Task: Nothing in the data is to be left out; copy it exactly.

Records provided:
• • • • • • •

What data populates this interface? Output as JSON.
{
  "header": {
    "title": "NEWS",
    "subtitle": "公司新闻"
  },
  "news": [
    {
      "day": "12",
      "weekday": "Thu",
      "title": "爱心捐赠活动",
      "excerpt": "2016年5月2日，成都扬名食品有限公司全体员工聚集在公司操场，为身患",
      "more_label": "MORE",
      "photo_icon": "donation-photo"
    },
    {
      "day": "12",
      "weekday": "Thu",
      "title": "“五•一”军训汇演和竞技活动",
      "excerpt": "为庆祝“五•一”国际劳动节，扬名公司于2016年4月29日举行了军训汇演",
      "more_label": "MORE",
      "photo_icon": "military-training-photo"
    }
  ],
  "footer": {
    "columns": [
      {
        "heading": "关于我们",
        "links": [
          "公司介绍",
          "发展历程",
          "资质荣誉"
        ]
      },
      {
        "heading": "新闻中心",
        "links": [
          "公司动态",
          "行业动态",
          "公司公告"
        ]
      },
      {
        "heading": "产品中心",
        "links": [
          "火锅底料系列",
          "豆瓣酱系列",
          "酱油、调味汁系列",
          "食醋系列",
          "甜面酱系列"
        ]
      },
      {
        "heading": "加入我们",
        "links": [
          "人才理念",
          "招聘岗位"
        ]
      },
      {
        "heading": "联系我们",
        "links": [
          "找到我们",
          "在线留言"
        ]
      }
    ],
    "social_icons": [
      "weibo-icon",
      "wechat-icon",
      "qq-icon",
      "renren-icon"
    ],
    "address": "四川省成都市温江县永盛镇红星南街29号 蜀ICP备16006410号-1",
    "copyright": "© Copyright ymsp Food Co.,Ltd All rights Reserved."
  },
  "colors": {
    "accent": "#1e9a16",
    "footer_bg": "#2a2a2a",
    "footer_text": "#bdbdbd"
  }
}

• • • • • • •

Solution to the problem:
What data populates this interface? Output as JSON.
{
  "header": {
    "title": "NEWS",
    "subtitle": "公司新闻"
  },
  "news": [
    {
      "day": "12",
      "weekday": "Thu",
      "title": "爱心捐赠活动",
      "excerpt": "2016年5月2日，成都扬名食品有限公司全体员工聚集在公司操场，为身患",
      "more_label": "MORE",
      "photo_icon": "donation-photo"
    },
    {
      "day": "12",
      "weekday": "Thu",
      "title": "“五•一”军训汇演和竞技活动",
      "excerpt": "为庆祝“五•一”国际劳动节，扬名公司于2016年4月29日举行了军训汇演",
      "more_label": "MORE",
      "photo_icon": "military-training-photo"
    }
  ],
  "footer": {
    "columns": [
      {
        "heading": "关于我们",
        "links": [
          "公司介绍",
          "发展历程",
          "资质荣誉"
        ]
      },
      {
        "heading": "新闻中心",
        "links": [
          "公司动态",
          "行业动态",
          "公司公告"
        ]
      },
      {
        "heading": "产品中心",
        "links": [
          "火锅底料系列",
          "豆瓣酱系列",
          "酱油、调味汁系列",
          "食醋系列",
          "甜面酱系列"
        ]
      },
      {
        "heading": "加入我们",
        "links": [
          "人才理念",
          "招聘岗位"
        ]
      },
      {
        "heading": "联系我们",
        "links": [
          "找到我们",
          "在线留言"
        ]
      }
    ],
    "social_icons": [
      "weibo-icon",
      "wechat-icon",
      "qq-icon",
      "renren-icon"
    ],
    "address": "四川省成都市温江县永盛镇红星南街29号 蜀ICP备16006410号-1",
    "copyright": "© Copyright ymsp Food Co.,Ltd All rights Reserved."
  },
  "colors": {
    "accent": "#1e9a16",
    "footer_bg": "#2a2a2a",
    "footer_text": "#bdbdbd"
  }
}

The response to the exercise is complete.